Louis Gray wrote up his reaction shortly after we published our post, concluding that Lijit should "look out!" I think Louis is as sharp as they come, but I'm not sure I agree. I've been fortunate to meet with the Lijit team on a number of occasions, and think that the opportunities they're addressing are a bit different than what we've done at Blogger with this launch. Indeed, in the comments on Louis's post, Micah Baldwin from Lijit does a good job pointing out that the custom search gadget and Lijit really aren't that competitive.

Where our custom search gadget enables visitors to find a specific piece of content from among the sites that the blogger has linked to, Lijit takes a somewhat more expansive view and uses search as a way to build a community around the blog in question. So there's search, but there's also stats, and there's an ad network built around the context Lijit has about how sites link to each other. It's that last piece - the network of associated sites - that I happen to know something about, as I helped build out a very similar idea at FeedBurner before we got acquired. I'm not just saying they're coincidentally similar - Lijit's networks were in many ways a continuation of what we started at FeedBurner. From the press release earlier this year about Lijit's networks:
Lijit Networks, Inc., a company that provides search-powered applications for individual online publishers and publisher networks, announced today the launch of Lijit Content Networks, which are sites built to support self-organized groups of bloggers that write about a common area of interest. Much the way FeedBurner, Inc.'s FeedBurner Networks once worked, Lijit's Content Networks aggregate their content via RSS feeds from many individual sites into a single website that captures the collective perspective of all sites in the network. [emphasis mine]
So... is there some overlap? Sure. But while I think our gadget provides a cool way of applying several Google products to solve a complex problem (notably our AJAX APIs and our Custom Search Engine), Lijit is different.
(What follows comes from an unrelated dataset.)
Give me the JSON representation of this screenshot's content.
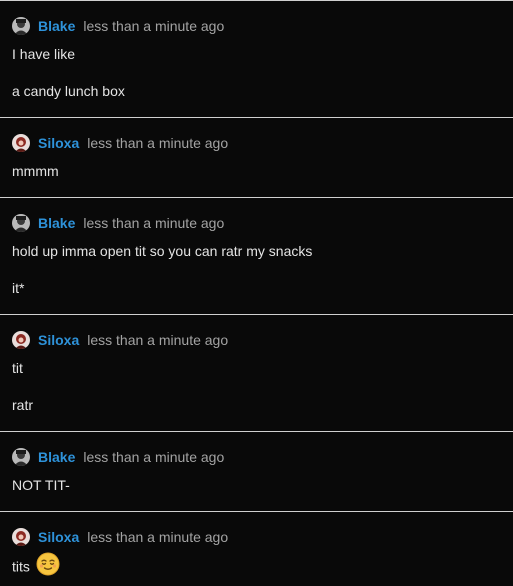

I don't think it's likely that users would use both on their blog at the same time, but I think that's because users of one are likely looking for something different than users of the other.